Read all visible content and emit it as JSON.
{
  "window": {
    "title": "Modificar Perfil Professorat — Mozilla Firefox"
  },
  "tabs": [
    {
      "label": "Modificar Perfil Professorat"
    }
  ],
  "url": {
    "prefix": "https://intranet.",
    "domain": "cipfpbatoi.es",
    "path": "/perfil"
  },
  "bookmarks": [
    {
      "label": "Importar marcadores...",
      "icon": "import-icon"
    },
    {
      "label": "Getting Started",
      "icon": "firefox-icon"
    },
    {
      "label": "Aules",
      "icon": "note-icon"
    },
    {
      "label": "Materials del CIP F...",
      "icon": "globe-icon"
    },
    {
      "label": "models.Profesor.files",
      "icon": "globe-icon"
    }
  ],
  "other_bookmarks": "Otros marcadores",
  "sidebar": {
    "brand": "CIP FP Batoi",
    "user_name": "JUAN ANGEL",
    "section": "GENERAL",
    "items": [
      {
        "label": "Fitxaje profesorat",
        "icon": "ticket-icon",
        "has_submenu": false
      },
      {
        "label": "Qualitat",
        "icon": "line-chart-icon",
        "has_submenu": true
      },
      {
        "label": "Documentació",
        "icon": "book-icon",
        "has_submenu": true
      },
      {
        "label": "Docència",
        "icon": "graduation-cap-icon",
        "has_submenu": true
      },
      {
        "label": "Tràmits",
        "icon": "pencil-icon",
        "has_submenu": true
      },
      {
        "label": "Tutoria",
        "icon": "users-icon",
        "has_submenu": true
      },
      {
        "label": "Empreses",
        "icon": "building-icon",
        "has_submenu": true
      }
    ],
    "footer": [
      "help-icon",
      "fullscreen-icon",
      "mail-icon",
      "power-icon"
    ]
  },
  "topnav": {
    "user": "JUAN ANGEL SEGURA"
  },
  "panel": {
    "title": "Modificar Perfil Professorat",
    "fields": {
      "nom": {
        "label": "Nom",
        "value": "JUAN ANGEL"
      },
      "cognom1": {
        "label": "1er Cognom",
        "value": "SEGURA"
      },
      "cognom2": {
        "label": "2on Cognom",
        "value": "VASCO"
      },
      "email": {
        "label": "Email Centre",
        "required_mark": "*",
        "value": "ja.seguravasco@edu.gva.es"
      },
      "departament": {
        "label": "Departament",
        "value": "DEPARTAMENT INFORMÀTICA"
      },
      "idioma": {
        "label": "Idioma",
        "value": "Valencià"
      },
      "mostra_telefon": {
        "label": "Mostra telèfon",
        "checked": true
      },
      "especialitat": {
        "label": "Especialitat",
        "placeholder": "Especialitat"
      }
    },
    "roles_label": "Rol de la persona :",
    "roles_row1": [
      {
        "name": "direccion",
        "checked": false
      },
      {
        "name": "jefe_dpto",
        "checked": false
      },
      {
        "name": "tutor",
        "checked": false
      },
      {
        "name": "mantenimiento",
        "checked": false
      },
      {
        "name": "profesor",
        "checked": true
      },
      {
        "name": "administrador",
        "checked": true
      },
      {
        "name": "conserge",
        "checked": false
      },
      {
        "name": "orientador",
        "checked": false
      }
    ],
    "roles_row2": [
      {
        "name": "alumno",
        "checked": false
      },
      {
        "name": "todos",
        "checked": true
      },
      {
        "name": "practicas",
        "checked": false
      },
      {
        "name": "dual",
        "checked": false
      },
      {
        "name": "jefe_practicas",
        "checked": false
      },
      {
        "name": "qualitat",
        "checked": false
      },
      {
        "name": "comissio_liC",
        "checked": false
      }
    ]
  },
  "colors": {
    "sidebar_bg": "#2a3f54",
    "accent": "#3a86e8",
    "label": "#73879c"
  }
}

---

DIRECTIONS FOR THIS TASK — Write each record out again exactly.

YOUR RESPONSE —
Read all visible content and emit it as JSON.
{
  "window": {
    "title": "Modificar Perfil Professorat — Mozilla Firefox"
  },
  "tabs": [
    {
      "label": "Modificar Perfil Professorat"
    }
  ],
  "url": {
    "prefix": "https://intranet.",
    "domain": "cipfpbatoi.es",
    "path": "/perfil"
  },
  "bookmarks": [
    {
      "label": "Importar marcadores...",
      "icon": "import-icon"
    },
    {
      "label": "Getting Started",
      "icon": "firefox-icon"
    },
    {
      "label": "Aules",
      "icon": "note-icon"
    },
    {
      "label": "Materials del CIP F...",
      "icon": "globe-icon"
    },
    {
      "label": "models.Profesor.files",
      "icon": "globe-icon"
    }
  ],
  "other_bookmarks": "Otros marcadores",
  "sidebar": {
    "brand": "CIP FP Batoi",
    "user_name": "JUAN ANGEL",
    "section": "GENERAL",
    "items": [
      {
        "label": "Fitxaje profesorat",
        "icon": "ticket-icon",
        "has_submenu": false
      },
      {
        "label": "Qualitat",
        "icon": "line-chart-icon",
        "has_submenu": true
      },
      {
        "label": "Documentació",
        "icon": "book-icon",
        "has_submenu": true
      },
      {
        "label": "Docència",
        "icon": "graduation-cap-icon",
        "has_submenu": true
      },
      {
        "label": "Tràmits",
        "icon": "pencil-icon",
        "has_submenu": true
      },
      {
        "label": "Tutoria",
        "icon": "users-icon",
        "has_submenu": true
      },
      {
        "label": "Empreses",
        "icon": "building-icon",
        "has_submenu": true
      }
    ],
    "footer": [
      "help-icon",
      "fullscreen-icon",
      "mail-icon",
      "power-icon"
    ]
  },
  "topnav": {
    "user": "JUAN ANGEL SEGURA"
  },
  "panel": {
    "title": "Modificar Perfil Professorat",
    "fields": {
      "nom": {
        "label": "Nom",
        "value": "JUAN ANGEL"
      },
      "cognom1": {
        "label": "1er Cognom",
        "value": "SEGURA"
      },
      "cognom2": {
        "label": "2on Cognom",
        "value": "VASCO"
      },
      "email": {
        "label": "Email Centre",
        "required_mark": "*",
        "value": "ja.seguravasco@edu.gva.es"
      },
      "departament": {
        "label": "Departament",
        "value": "DEPARTAMENT INFORMÀTICA"
      },
      "idioma": {
        "label": "Idioma",
        "value": "Valencià"
      },
      "mostra_telefon": {
        "label": "Mostra telèfon",
        "checked": true
      },
      "especialitat": {
        "label": "Especialitat",
        "placeholder": "Especialitat"
      }
    },
    "roles_label": "Rol de la persona :",
    "roles_row1": [
      {
        "name": "direccion",
        "checked": false
      },
      {
        "name": "jefe_dpto",
        "checked": false
      },
      {
        "name": "tutor",
        "checked": false
      },
      {
        "name": "mantenimiento",
        "checked": false
      },
      {
        "name": "profesor",
        "checked": true
      },
      {
        "name": "administrador",
        "checked": true
      },
      {
        "name": "conserge",
        "checked": false
      },
      {
        "name": "orientador",
        "checked": false
      }
    ],
    "roles_row2": [
      {
        "name": "alumno",
        "checked": false
      },
      {
        "name": "todos",
        "checked": true
      },
      {
        "name": "practicas",
        "checked": false
      },
      {
        "name": "dual",
        "checked": false
      },
      {
        "name": "jefe_practicas",
        "checked": false
      },
      {
        "name": "qualitat",
        "checked": false
      },
      {
        "name": "comissio_liC",
        "checked": false
      }
    ]
  },
  "colors": {
    "sidebar_bg": "#2a3f54",
    "accent": "#3a86e8",
    "label": "#73879c"
  }
}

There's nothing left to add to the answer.